You can also get supplemental glutathione through injections, which seem to work better than oral formulas, but you'll have to get approval from your doctor first. That's OK, though, since you should talk to your doctor before taking any type of new supplement — whether oral or intravenous.
Raising Glutathione With Foods
Although there aren't any food sources of glutathione, there are some things you can consume that provide the amino acids your body needs to build glutathione. One of these is whey protein. According to a report featured in the Journal of Nutritional Biochemistry in December 2017, whey protein can help increase the amount of glutathione reductase, an enzyme that converts GSSG to GSH, in your body.

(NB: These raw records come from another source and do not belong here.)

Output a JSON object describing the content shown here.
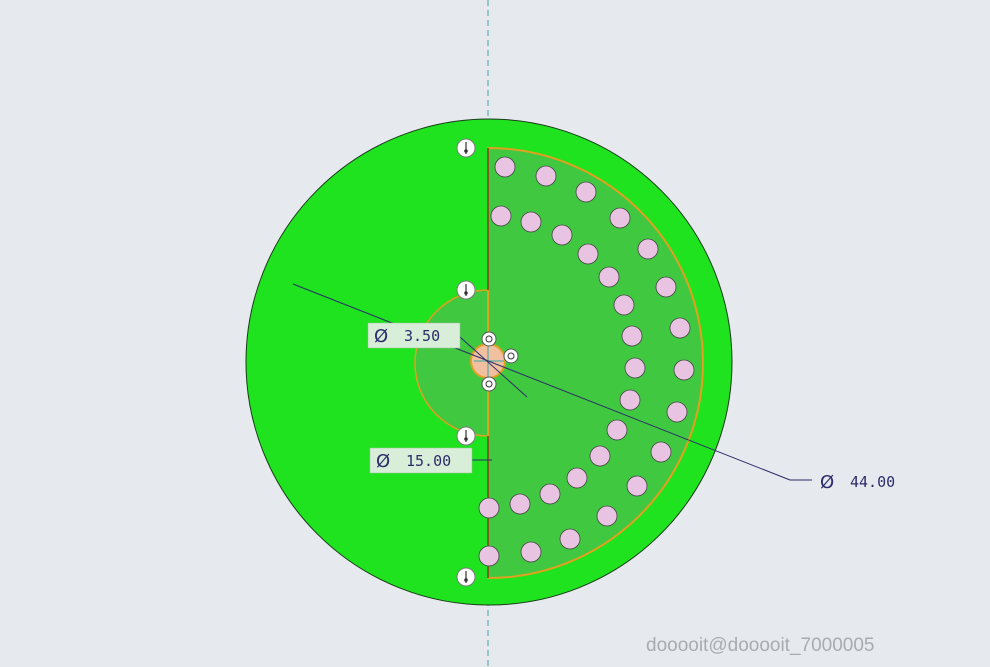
{
  "dimensions": {
    "small_hole": {
      "symbol": "Ø",
      "value": "3.50"
    },
    "inner_arc": {
      "symbol": "Ø",
      "value": "15.00"
    },
    "outer_disc": {
      "symbol": "Ø",
      "value": "44.00"
    }
  },
  "watermark": "dooooit@dooooit_7000005",
  "colors": {
    "background": "#e6e9ee",
    "disc_fill": "#1ee31e",
    "sector_fill": "#40c840",
    "edge_highlight": "#e0a020",
    "hole_fill": "#e8c4e2",
    "dimension": "#2c2c6a",
    "centerline": "#3aa6a6"
  }
}
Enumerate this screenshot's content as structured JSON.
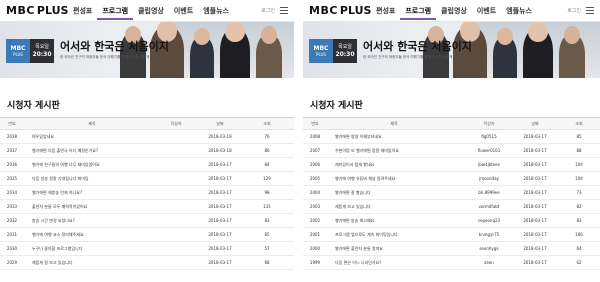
{
  "screens": [
    {
      "nav": {
        "logo_main": "MBC",
        "logo_sub": "PLUS",
        "items": [
          "편성표",
          "프로그램",
          "클립영상",
          "이벤트",
          "엠플뉴스"
        ],
        "active_index": 1,
        "login": "로그인"
      },
      "banner": {
        "channel_main": "MBC",
        "channel_sub": "PLUS",
        "air_day": "목요일",
        "air_time": "20:30",
        "show_title": "어서와 한국은 처음이지",
        "show_subtitle": "한 외국인 친구의 좌충우돌 한국 여행기를 통해 한국을 새롭게 바라본다"
      },
      "board": {
        "title": "시청자 게시판",
        "columns": [
          "번호",
          "제목",
          "작성자",
          "날짜",
          "조회"
        ],
        "rows": [
          {
            "no": "2038",
            "title": "여우있었네요",
            "author": "",
            "date": "2018-03-19",
            "views": "76"
          },
          {
            "no": "2037",
            "title": "벨기에편 다음 출연국 어디 예정인가요?",
            "author": "",
            "date": "2018-03-18",
            "views": "86"
          },
          {
            "no": "2036",
            "title": "벨기에 친구들의 여행 너무 재미있었어요",
            "author": "",
            "date": "2018-03-17",
            "views": "84"
          },
          {
            "no": "2035",
            "title": "다음 방송 정말 기대됩니다 화이팅",
            "author": "",
            "date": "2018-03-17",
            "views": "129"
          },
          {
            "no": "2034",
            "title": "벨기에편 재방송 언제 하나요?",
            "author": "",
            "date": "2018-03-17",
            "views": "98"
          },
          {
            "no": "2033",
            "title": "출연자 분들 모두 매력적이었어요",
            "author": "",
            "date": "2018-03-17",
            "views": "131"
          },
          {
            "no": "2032",
            "title": "방송 시간 변경 되었나요?",
            "author": "",
            "date": "2018-03-17",
            "views": "83"
          },
          {
            "no": "2031",
            "title": "벨기에 여행 코스 정리해주세요",
            "author": "",
            "date": "2018-03-17",
            "views": "85"
          },
          {
            "no": "2030",
            "title": "누구나 좋아할 프로그램입니다",
            "author": "",
            "date": "2018-03-17",
            "views": "57"
          },
          {
            "no": "2029",
            "title": "재밌게 잘 보고 있습니다",
            "author": "",
            "date": "2018-03-17",
            "views": "68"
          }
        ]
      }
    },
    {
      "nav": {
        "logo_main": "MBC",
        "logo_sub": "PLUS",
        "items": [
          "편성표",
          "프로그램",
          "클립영상",
          "이벤트",
          "엠플뉴스"
        ],
        "active_index": 1,
        "login": "로그인"
      },
      "banner": {
        "channel_main": "MBC",
        "channel_sub": "PLUS",
        "air_day": "목요일",
        "air_time": "20:30",
        "show_title": "어서와 한국은 처음이지",
        "show_subtitle": "한 외국인 친구의 좌충우돌 한국 여행기를 통해 한국을 새롭게 바라본다"
      },
      "board": {
        "title": "시청자 게시판",
        "columns": [
          "번호",
          "제목",
          "작성자",
          "날짜",
          "조회"
        ],
        "rows": [
          {
            "no": "2008",
            "title": "벨기에편 방영 이제부터네요",
            "author": "fig0515",
            "date": "2018-03-17",
            "views": "85"
          },
          {
            "no": "2007",
            "title": "수현이랑 또 벨기에편 정말 재미있어요",
            "author": "flower0101",
            "date": "2018-03-17",
            "views": "88"
          },
          {
            "no": "2006",
            "title": "재미있어서 밤새 봤네요",
            "author": "jbw4jbtees",
            "date": "2018-03-17",
            "views": "104"
          },
          {
            "no": "2005",
            "title": "벨기에 여행 유튜버 채널 알려주세요",
            "author": "jmoonday",
            "date": "2018-03-17",
            "views": "104"
          },
          {
            "no": "2004",
            "title": "벨기에편 잘 봤습니다",
            "author": "bh.8999ee",
            "date": "2018-03-17",
            "views": "73"
          },
          {
            "no": "2003",
            "title": "재밌게 보고 있습니다",
            "author": "vormdfabt",
            "date": "2018-03-17",
            "views": "82"
          },
          {
            "no": "2002",
            "title": "벨기에편 방송 최고예요",
            "author": "sepeonq23",
            "date": "2018-03-17",
            "views": "83"
          },
          {
            "no": "2001",
            "title": "프로그램 앞으로도 계속 화이팅입니다",
            "author": "knmgyr75",
            "date": "2018-03-17",
            "views": "106"
          },
          {
            "no": "2000",
            "title": "벨기에편 출연자 분들 멋져요",
            "author": "seonhygk",
            "date": "2018-03-17",
            "views": "64"
          },
          {
            "no": "1999",
            "title": "다음 편은 어느 나라인가요?",
            "author": "zeon",
            "date": "2018-03-17",
            "views": "62"
          }
        ]
      }
    }
  ],
  "colors": {
    "accent": "#7b5aa6",
    "channel_box": "#3b79b9",
    "air_box": "#2e2e33"
  }
}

The report in Integrative Medicine: A Clinician's Journal adds that whey contains cysteine, one of the major amino acids that make up glutathione, so consuming it gives your body the building blocks it needs to produce more glutathione when necessary. The same report notes that almonds and alcohol-free beer may also increase glutathione levels.
Another nutrient that helps increase glutathione in your cells is selenium, which is a key component of glutathione reductase, according to a small clinical trial published in Neuro-Urology Monthly in May 2014. Brazil nuts are one of the richest sources of selenium — six to eight nuts provide more than 700 percent of the amount you need for the entire day — but you can also get it from:
- Organ meats
- Cottage cheese
- Baked beans
You can also increase your intake of other antioxidants, such as alpha-lipoic acid, or ALA, which helps neutralize free radicals and decrease oxidative stress so that your body doesn't have to use all its glutathione for that purpose. Flaxseed is one of the richest sources of ALA.
Boosting Glutathione in Other Ways
One of the other things you can do is focus on decreasing your toxic load. While this won't directly raise glutathione, it does increase your levels indirectly by reducing your body's need for glutathione and allowing it to remain in your cells. You can lower your toxic load by limiting alcohol intake and avoiding persistent organic pollutants, which are compounds most commonly found in conventionally-grown (or non-organic) foods.
Another way you can increase your glutathione levels (by as much as 20 percent) is to get more rest. A small study published in Progress in Neuro-Psychopharmacology and Biological Psychiatry in June 2012 points out that another big factor is sleep, which can directly boost GSH glutathione levels. According to the study, people with insomnia who didn't get enough sleep had significantly lower levels of GSH than those who got adequate rest.
While there's no definitive answer for exactly how much sleep you need each night, if you're an adult between the ages of 18 and 64, you should aim for seven to nine hours per night. If you're 65 or older, you generally need between seven and eight hours.
- Integrative Medicine: A Clinician's Journal: "Glutathione!"
- Alternative Medicine Review: "Glutathione, Reduced (GSH)
- Nephro-Urology Monthly: "Effect of Selenium Supplementation on Glutathione Peroxidase Enzyme Activity in Patients With Chronic Kidney Disease: A Randomized Clinical Trial"
- The Journal of Nutritional Biochemistry: "Effects of a Whey Protein Supplementation on Oxidative Stress, Body Composition and Glucose Metabolism Among Overweight People Affected by Diabetes Mellitus or Impaired Fasting Glucose: A Pilot Study"
- Progress in Neuro-Psychopharmacology and Biological Psychiatry: "Oxidative Stress in Patients With Primary Insomnia"
- National Institutes of Health Office of Dietary Supplements: "Selenium"
- National Sleep Foundation: "National Sleep Foundation Recommends New Sleep Times"